■ **WHAT NEEDS TO BE DONE**
Could you output each record below exactly as it stands and leave the pictures out?
** RECORD EXTRACTS follows **
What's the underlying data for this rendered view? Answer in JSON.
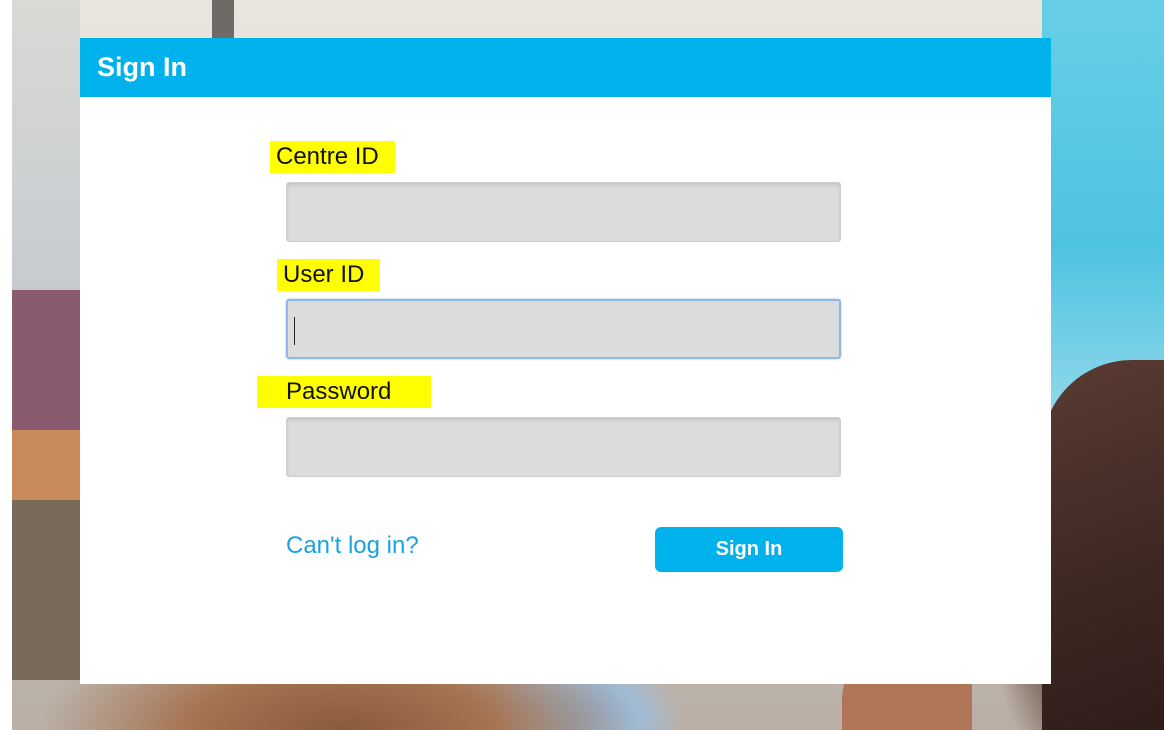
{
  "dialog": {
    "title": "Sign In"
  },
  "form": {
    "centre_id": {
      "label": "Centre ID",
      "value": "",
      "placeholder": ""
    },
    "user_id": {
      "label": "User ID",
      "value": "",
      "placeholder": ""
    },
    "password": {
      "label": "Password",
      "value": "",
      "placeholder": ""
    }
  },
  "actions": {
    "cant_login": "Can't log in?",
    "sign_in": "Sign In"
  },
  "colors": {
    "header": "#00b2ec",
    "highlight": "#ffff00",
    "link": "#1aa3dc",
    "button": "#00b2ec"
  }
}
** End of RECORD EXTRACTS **
■ **WRITTEN RESPONSE**
What's the underlying data for this rendered view? Answer in JSON.
{
  "dialog": {
    "title": "Sign In"
  },
  "form": {
    "centre_id": {
      "label": "Centre ID",
      "value": "",
      "placeholder": ""
    },
    "user_id": {
      "label": "User ID",
      "value": "",
      "placeholder": ""
    },
    "password": {
      "label": "Password",
      "value": "",
      "placeholder": ""
    }
  },
  "actions": {
    "cant_login": "Can't log in?",
    "sign_in": "Sign In"
  },
  "colors": {
    "header": "#00b2ec",
    "highlight": "#ffff00",
    "link": "#1aa3dc",
    "button": "#00b2ec"
  }
}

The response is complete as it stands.